[What needs to be done] The required answer is each line in the entries below where "Unlocked" occurs.

(Collection entries)
• • • •
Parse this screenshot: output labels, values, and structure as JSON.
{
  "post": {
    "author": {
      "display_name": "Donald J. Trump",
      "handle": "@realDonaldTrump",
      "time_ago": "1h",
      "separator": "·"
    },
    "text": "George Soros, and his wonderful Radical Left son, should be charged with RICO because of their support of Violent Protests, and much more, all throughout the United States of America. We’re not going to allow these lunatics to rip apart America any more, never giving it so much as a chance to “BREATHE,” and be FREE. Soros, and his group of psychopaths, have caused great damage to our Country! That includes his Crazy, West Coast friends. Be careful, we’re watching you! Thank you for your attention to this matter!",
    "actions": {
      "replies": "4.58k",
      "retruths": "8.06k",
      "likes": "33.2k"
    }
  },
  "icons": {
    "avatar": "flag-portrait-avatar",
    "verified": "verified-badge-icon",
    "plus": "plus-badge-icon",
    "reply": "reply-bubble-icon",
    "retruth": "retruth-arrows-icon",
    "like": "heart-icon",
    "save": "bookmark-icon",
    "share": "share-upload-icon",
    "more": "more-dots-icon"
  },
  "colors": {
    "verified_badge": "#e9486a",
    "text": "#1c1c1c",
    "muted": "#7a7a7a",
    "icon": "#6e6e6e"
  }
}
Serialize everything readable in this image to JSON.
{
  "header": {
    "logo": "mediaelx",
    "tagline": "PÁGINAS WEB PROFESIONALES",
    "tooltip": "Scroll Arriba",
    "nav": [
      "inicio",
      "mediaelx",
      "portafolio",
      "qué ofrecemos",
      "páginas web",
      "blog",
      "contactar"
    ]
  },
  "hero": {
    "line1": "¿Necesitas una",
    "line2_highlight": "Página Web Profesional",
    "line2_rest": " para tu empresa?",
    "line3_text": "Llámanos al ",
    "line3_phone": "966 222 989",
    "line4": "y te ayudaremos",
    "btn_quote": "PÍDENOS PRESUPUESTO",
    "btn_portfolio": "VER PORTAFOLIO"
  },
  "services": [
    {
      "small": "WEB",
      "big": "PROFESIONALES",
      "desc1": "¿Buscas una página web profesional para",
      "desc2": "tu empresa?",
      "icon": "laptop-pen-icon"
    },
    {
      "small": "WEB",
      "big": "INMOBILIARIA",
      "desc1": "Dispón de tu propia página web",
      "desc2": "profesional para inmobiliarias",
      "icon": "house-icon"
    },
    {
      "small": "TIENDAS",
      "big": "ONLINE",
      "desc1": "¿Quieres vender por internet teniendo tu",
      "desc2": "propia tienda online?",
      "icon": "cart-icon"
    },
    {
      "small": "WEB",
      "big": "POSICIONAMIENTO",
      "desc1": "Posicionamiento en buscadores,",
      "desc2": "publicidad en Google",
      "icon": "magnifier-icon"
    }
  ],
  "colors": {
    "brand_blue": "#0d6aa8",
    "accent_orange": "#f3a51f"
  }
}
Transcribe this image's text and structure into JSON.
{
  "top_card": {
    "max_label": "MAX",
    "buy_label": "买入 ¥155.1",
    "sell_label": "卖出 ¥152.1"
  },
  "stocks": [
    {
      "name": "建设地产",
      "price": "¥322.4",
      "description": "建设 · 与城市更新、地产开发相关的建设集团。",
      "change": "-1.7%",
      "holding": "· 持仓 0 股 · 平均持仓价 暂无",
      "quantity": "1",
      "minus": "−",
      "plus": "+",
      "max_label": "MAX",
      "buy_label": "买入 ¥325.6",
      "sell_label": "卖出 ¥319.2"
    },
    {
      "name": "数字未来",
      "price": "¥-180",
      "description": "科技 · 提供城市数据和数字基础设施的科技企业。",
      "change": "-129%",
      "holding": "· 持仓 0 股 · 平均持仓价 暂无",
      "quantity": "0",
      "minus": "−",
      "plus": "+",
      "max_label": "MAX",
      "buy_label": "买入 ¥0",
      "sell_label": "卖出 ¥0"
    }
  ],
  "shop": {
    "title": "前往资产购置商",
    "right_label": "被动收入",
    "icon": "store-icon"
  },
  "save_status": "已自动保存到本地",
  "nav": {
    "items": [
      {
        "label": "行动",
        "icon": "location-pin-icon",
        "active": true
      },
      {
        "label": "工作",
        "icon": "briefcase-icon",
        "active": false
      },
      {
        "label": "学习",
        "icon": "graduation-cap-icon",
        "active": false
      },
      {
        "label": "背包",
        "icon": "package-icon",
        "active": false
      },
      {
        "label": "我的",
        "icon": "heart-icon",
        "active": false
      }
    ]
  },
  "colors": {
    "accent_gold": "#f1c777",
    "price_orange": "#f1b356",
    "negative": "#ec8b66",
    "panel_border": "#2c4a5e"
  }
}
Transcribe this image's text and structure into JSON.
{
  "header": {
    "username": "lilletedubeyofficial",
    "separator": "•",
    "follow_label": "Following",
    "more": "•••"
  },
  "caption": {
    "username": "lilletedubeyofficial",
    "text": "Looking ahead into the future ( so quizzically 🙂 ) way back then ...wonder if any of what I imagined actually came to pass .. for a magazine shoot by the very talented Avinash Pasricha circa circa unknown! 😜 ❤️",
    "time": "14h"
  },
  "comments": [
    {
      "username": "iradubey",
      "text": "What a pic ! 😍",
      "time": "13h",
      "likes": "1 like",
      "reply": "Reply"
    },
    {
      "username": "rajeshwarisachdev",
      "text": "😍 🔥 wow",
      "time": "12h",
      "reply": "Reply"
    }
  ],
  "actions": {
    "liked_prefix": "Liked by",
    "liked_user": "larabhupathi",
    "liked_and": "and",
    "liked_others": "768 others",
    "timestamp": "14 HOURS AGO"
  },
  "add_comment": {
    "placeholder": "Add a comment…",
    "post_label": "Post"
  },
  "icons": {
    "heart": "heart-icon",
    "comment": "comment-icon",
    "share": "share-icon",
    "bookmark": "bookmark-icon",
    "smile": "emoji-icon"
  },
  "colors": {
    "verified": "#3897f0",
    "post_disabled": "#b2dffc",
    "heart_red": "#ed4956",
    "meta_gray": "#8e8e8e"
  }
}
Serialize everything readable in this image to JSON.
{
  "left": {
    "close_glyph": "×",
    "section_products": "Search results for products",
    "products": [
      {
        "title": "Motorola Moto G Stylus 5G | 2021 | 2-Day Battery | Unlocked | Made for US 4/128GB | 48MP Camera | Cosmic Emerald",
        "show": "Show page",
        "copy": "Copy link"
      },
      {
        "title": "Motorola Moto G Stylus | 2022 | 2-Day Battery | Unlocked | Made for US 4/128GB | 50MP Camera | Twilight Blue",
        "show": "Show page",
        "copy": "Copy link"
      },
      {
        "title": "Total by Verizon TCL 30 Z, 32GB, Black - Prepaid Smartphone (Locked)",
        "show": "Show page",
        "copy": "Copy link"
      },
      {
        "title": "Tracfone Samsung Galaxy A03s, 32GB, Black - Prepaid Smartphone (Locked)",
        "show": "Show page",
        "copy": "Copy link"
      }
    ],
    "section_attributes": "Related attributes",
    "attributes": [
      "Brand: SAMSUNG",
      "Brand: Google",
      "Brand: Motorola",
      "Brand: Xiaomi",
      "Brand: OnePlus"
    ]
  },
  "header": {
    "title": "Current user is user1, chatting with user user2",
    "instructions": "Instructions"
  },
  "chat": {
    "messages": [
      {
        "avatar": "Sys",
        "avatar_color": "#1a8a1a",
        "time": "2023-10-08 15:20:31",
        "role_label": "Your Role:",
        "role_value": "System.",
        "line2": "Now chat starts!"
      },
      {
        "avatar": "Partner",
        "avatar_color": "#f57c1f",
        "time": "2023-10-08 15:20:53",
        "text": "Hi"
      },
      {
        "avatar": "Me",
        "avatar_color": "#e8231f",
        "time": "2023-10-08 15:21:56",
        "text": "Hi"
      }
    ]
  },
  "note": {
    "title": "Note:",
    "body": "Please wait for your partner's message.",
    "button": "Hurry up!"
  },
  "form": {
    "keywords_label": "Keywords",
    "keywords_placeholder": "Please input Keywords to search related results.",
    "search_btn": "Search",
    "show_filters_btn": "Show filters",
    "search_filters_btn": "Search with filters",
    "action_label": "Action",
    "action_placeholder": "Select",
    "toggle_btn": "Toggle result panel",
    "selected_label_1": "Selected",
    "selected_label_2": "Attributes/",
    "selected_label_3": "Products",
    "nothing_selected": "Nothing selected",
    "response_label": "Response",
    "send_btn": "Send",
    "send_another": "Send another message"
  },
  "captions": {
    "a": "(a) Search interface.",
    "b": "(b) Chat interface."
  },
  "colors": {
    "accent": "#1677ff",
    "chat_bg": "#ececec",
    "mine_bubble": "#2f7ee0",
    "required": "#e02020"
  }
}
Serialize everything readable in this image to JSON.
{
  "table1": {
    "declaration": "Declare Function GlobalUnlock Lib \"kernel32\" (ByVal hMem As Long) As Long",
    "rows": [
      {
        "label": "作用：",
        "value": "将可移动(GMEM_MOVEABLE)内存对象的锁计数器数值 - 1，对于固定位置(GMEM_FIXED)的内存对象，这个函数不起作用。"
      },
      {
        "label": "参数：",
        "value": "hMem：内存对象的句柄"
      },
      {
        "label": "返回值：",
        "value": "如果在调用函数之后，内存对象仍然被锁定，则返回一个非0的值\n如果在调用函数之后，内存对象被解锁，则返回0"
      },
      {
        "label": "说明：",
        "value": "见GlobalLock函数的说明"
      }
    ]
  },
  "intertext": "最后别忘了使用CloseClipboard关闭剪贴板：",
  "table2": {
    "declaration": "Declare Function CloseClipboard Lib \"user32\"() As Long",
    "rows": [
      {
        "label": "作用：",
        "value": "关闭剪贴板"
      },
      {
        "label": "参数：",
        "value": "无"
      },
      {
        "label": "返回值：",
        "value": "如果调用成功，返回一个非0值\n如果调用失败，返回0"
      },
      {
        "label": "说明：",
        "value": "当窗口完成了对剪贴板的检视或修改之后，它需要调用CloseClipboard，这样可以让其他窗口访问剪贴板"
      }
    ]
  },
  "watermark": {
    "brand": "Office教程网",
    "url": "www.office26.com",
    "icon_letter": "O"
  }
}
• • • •
[Answer]
        "title": "Motorola Moto G Stylus 5G | 2021 | 2-Day Battery | Unlocked | Made for US 4/128GB | 48MP Camera | Cosmic Emerald",
        "title": "Motorola Moto G Stylus | 2022 | 2-Day Battery | Unlocked | Made for US 4/128GB | 50MP Camera | Twilight Blue",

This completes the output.